- _WHAT IS EXPECTED_:
For the material that follows, list every line containing the word "modified".

*** INFORMATION PROVIDED

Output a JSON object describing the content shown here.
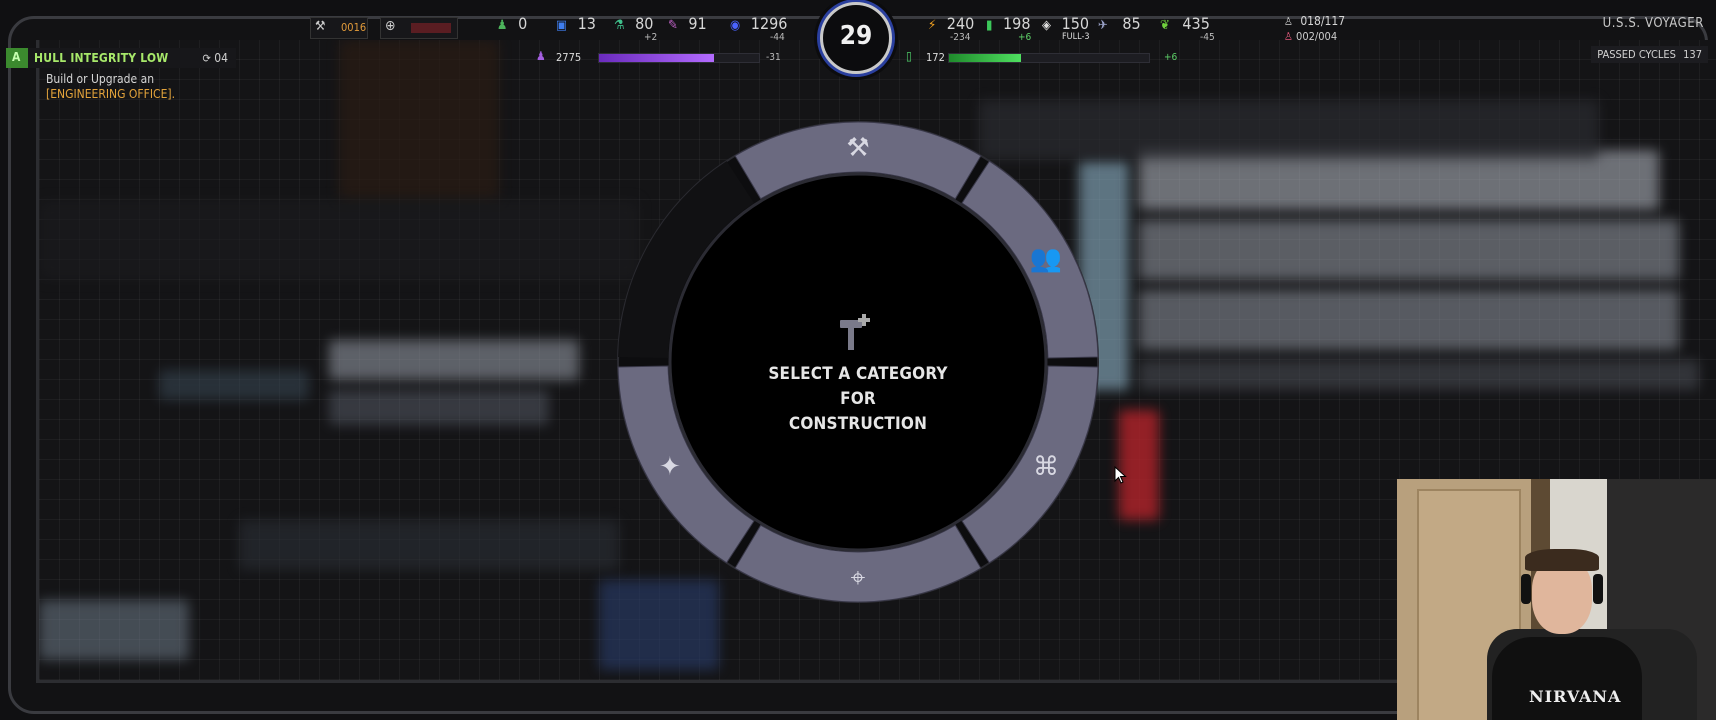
{
  "hud": {
    "left_slot_value": "0016",
    "resources": [
      {
        "icon": "crew-icon",
        "value": "0",
        "delta": ""
      },
      {
        "icon": "chip-icon",
        "value": "13",
        "delta": ""
      },
      {
        "icon": "flask-icon",
        "value": "80",
        "delta": "+2"
      },
      {
        "icon": "feather-icon",
        "value": "91",
        "delta": ""
      },
      {
        "icon": "dilithium-icon",
        "value": "1296",
        "delta": "-44"
      },
      {
        "icon": "energy-icon",
        "value": "240",
        "delta": "-234"
      },
      {
        "icon": "battery-icon",
        "value": "198",
        "delta": "+6"
      },
      {
        "icon": "armor-icon",
        "value": "150",
        "delta": "FULL-3"
      },
      {
        "icon": "shuttle-icon",
        "value": "85",
        "delta": ""
      },
      {
        "icon": "leaf-icon",
        "value": "435",
        "delta": "-45"
      }
    ],
    "crew_count": "018/117",
    "officer_count": "002/004",
    "turn": "29",
    "purple_bar": {
      "value": "2775",
      "delta": "-31",
      "fill": 0.72
    },
    "green_bar": {
      "value": "172",
      "delta": "+6",
      "fill": 0.36
    }
  },
  "objective": {
    "letter": "A",
    "title": "HULL INTEGRITY LOW",
    "count": "04",
    "body_line1": "Build or Upgrade an",
    "body_line2": "[ENGINEERING OFFICE]."
  },
  "ship": {
    "name": "U.S.S. VOYAGER",
    "cycles_label": "PASSED CYCLES",
    "cycles_value": "137"
  },
  "radial_menu": {
    "center_line1": "SELECT A CATEGORY FOR",
    "center_line2": "CONSTRUCTION",
    "segments": [
      {
        "name": "engineering",
        "icon": "tools-icon"
      },
      {
        "name": "crew",
        "icon": "people-icon"
      },
      {
        "name": "systems",
        "icon": "network-icon"
      },
      {
        "name": "tactical",
        "icon": "crosshair-icon"
      },
      {
        "name": "starfleet",
        "icon": "insignia-icon"
      }
    ],
    "colors": {
      "segment": "#6b6a80",
      "disabled": "#111113",
      "inner": "#000000"
    }
  },
  "webcam": {
    "shirt_text": "NIRVANA"
  }
}
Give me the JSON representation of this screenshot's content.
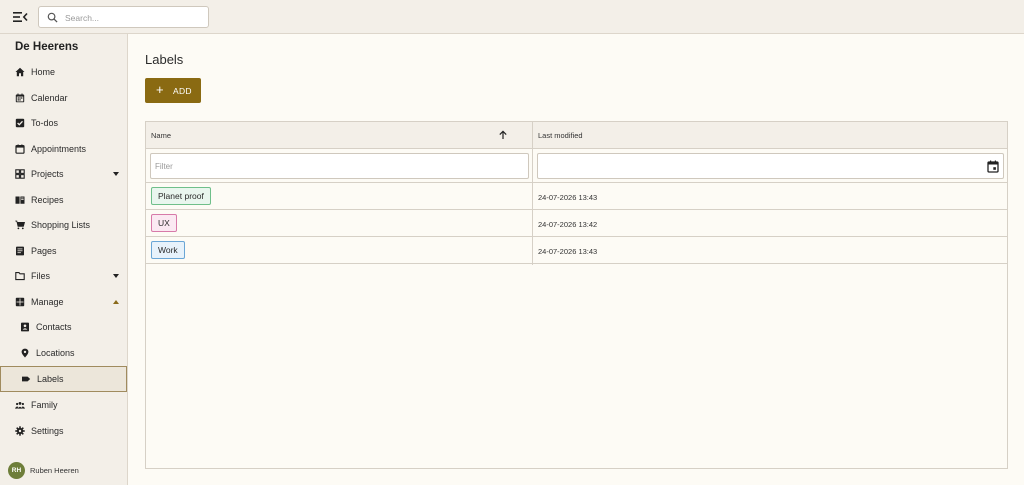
{
  "search": {
    "placeholder": "Search..."
  },
  "sidebar": {
    "brand": "De Heerens",
    "items": [
      {
        "label": "Home",
        "icon": "home-icon"
      },
      {
        "label": "Calendar",
        "icon": "calendar-icon"
      },
      {
        "label": "To-dos",
        "icon": "checkbox-icon"
      },
      {
        "label": "Appointments",
        "icon": "calendar-blank-icon"
      },
      {
        "label": "Projects",
        "icon": "grid-icon",
        "expand": "collapsed"
      },
      {
        "label": "Recipes",
        "icon": "book-icon"
      },
      {
        "label": "Shopping Lists",
        "icon": "cart-icon"
      },
      {
        "label": "Pages",
        "icon": "document-icon"
      },
      {
        "label": "Files",
        "icon": "folder-icon",
        "expand": "collapsed"
      },
      {
        "label": "Manage",
        "icon": "manage-grid-icon",
        "expand": "expanded"
      },
      {
        "label": "Contacts",
        "icon": "contact-card-icon"
      },
      {
        "label": "Locations",
        "icon": "map-pin-icon"
      },
      {
        "label": "Labels",
        "icon": "label-tag-icon",
        "active": true
      },
      {
        "label": "Family",
        "icon": "people-icon"
      },
      {
        "label": "Settings",
        "icon": "gear-icon"
      }
    ],
    "user": {
      "initials": "RH",
      "name": "Ruben Heeren",
      "avatar_color": "#6e7e3a"
    }
  },
  "main": {
    "title": "Labels",
    "add_button": {
      "label": "ADD",
      "color": "#8a6a12"
    },
    "table": {
      "columns": [
        "Name",
        "Last modified"
      ],
      "sort": "ascending",
      "filter_placeholder": "Filter",
      "rows": [
        {
          "name": "Planet proof",
          "modified": "24-07-2026 13:43",
          "chip_bg": "#e9f6ee",
          "chip_border": "#6fbf8a"
        },
        {
          "name": "UX",
          "modified": "24-07-2026 13:42",
          "chip_bg": "#fbe9f2",
          "chip_border": "#d77aa9"
        },
        {
          "name": "Work",
          "modified": "24-07-2026 13:43",
          "chip_bg": "#e7f2fb",
          "chip_border": "#6aa6d6"
        }
      ]
    }
  }
}
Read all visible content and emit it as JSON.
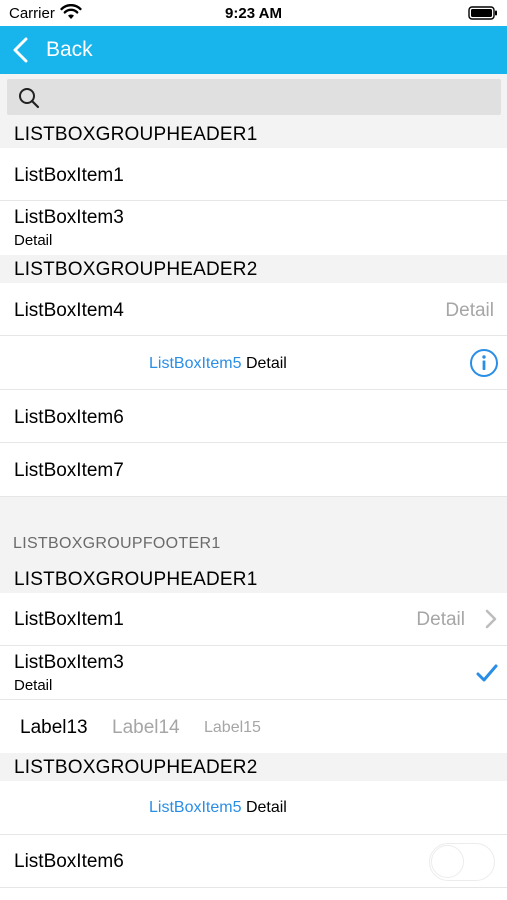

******

- _RESPONSE_:
        "Last modified"
          "modified": "24-07-2026 13:43",
          "modified": "24-07-2026 13:42",
          "modified": "24-07-2026 13:43",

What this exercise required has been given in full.